London – European carbon black market is under increasing pressure as leading suppliers have announced price-hikes in the region in the aftermath of energy market developments.
Analysis: Price-rises add to pressures facing EU carbon black market
The move, explained Cabot, is in response to “significant cost pressures and sourcing challenges for oil-derived feedstocks that are specifically selected for the production of carbon black in the EMEA region.”
The price adjustments will be between €60-90/tonnes, in addition to any applicable feedstock index-related adjustments, for carbon black products in Cabot’s Reinforcement Materials segment.
The price-rise adds to a mix of factors impacting the European carbon black market which is facing falling production as well as rising imports.
Questions remain over the direction of the supply/demand balance in the region.
After the downturn of 2009-2010, the industry never returned in terms of volumes. A lot of capacity was taken out and permanently removed from the EU, according to Paul Ita, president of Notch Consulting.
“The market has been a bit weak but the weakness has been due to imports rather than due to the weak underlying demand,” said the head of the US-based tire and rubber consulting group during a presentation at Tire Technology Expo in Hanover, Germany in February.
This is while, according to Ita, about 15 percent of the carbon black market in the tire industry was under threat of replacement by silica fillers.
In particular, he said that there “is a push towards using more silica in truck and bus treads”.
Commenting specifically on the European market, the market analyst said that since 2011, about 35-40 percent of the EU demand has been imported. And Ita believes that the import pressure would continue to increase in the region.
According to Ita, Russia is the largest exporter of carbon black to the EU, and the weak rouble is encouraging further exports to the EU.
As one of the key exporters to Europe, Russia’s Omsk Carbon set up a European HQ in Germany last year and is increasing production this summer.
Company officials told ERJ that Omsk was preparing for the start-up of its Mogilev, Belarus plant in July or August 2016, slightly behind the original schedule.
Production at the €95-million plant will start in the summer and the plant will gradually ramp up to full capacity of 200 kilotonnes per annum by 2019, said Alexei Kiselyov, director of foreign economic relations at Omsk Carbon.
Elsewhere, Luxembourg- based Orion Engineered Carbons also completed the acquisition of the remaining shares of the carbon black business Qingdao Evonik Chemical (QECC) in Qingdao, China, in January.
The total purchase price for 100 percent equity of QECC was approximately €28 million, according to Orion CEO Jack Clem.
Clem said his company was “pleased with the positioning and performance” of the business and its integration within Orion, adding that it would add to Orion’s market position in Asia Pacific.
In Europe, however, the company had to introduce a carbon black oil index surcharge effective 1 April, as energy price pressure and volatility impacted its formula-priced agreements.

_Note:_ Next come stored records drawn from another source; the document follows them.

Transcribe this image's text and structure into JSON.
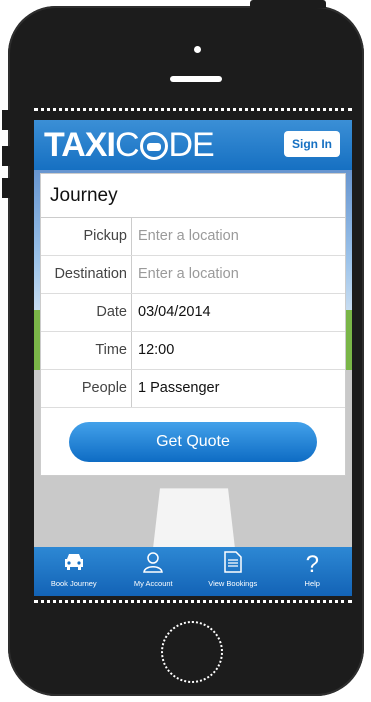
{
  "header": {
    "logo_taxi": "TAXI",
    "logo_code": "DE",
    "sign_in": "Sign In"
  },
  "form": {
    "title": "Journey",
    "rows": [
      {
        "label": "Pickup",
        "value": "",
        "placeholder": "Enter a location"
      },
      {
        "label": "Destination",
        "value": "",
        "placeholder": "Enter a location"
      },
      {
        "label": "Date",
        "value": "03/04/2014"
      },
      {
        "label": "Time",
        "value": "12:00"
      },
      {
        "label": "People",
        "value": "1 Passenger"
      }
    ],
    "quote_button": "Get Quote"
  },
  "tabs": [
    {
      "label": "Book Journey",
      "icon": "car-icon"
    },
    {
      "label": "My Account",
      "icon": "person-icon"
    },
    {
      "label": "View Bookings",
      "icon": "document-icon"
    },
    {
      "label": "Help",
      "icon": "question-icon"
    }
  ],
  "colors": {
    "brand_blue": "#1670c2",
    "button_blue": "#2a8ee0",
    "phone": "#1c1c1c"
  }
}
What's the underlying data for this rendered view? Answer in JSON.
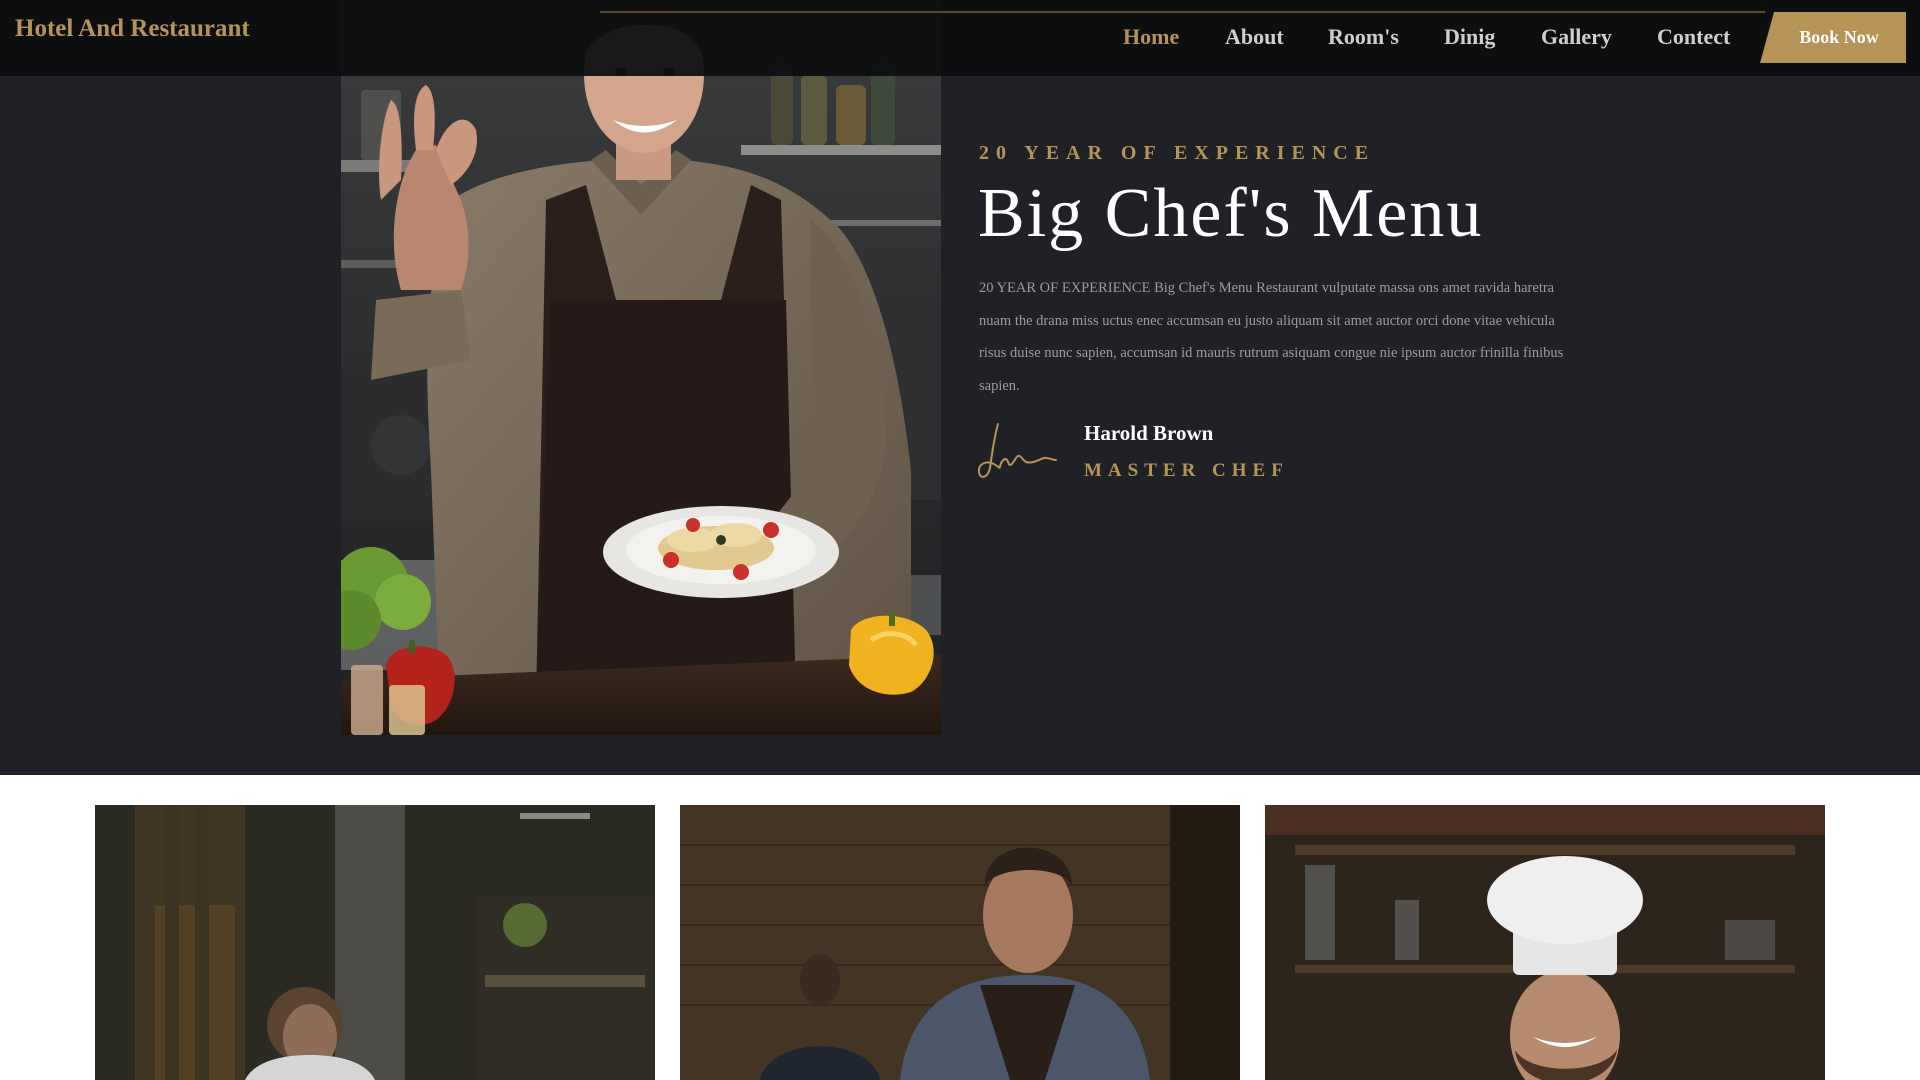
{
  "navbar": {
    "brand": "Hotel And Restaurant",
    "links": [
      "Home",
      "About",
      "Room's",
      "Dinig",
      "Gallery",
      "Contect"
    ],
    "active": "Home",
    "cta": "Book Now"
  },
  "about": {
    "eyebrow": "20 YEAR OF EXPERIENCE",
    "title": "Big Chef's Menu",
    "description": "20 YEAR OF EXPERIENCE Big Chef's Menu Restaurant vulputate massa ons amet ravida haretra nuam the drana miss uctus enec accumsan eu justo aliquam sit amet auctor orci done vitae vehicula risus duise nunc sapien, accumsan id mauris rutrum asiquam congue nie ipsum auctor frinilla finibus sapien.",
    "chef_name": "Harold Brown",
    "chef_role": "MASTER CHEF"
  },
  "colors": {
    "accent": "#b69458",
    "hero_bg": "#1f2126",
    "nav_bg": "#0c0d0f",
    "text_muted": "#9a9ca1"
  }
}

Due to the “impact of energy market developments… current carbon black sales prices no longer adequately cover Orion’s variable costs of production,” said an 8 March company statement.
This, it added, had not been anticipated in the price formulas used for rubber carbon black sales.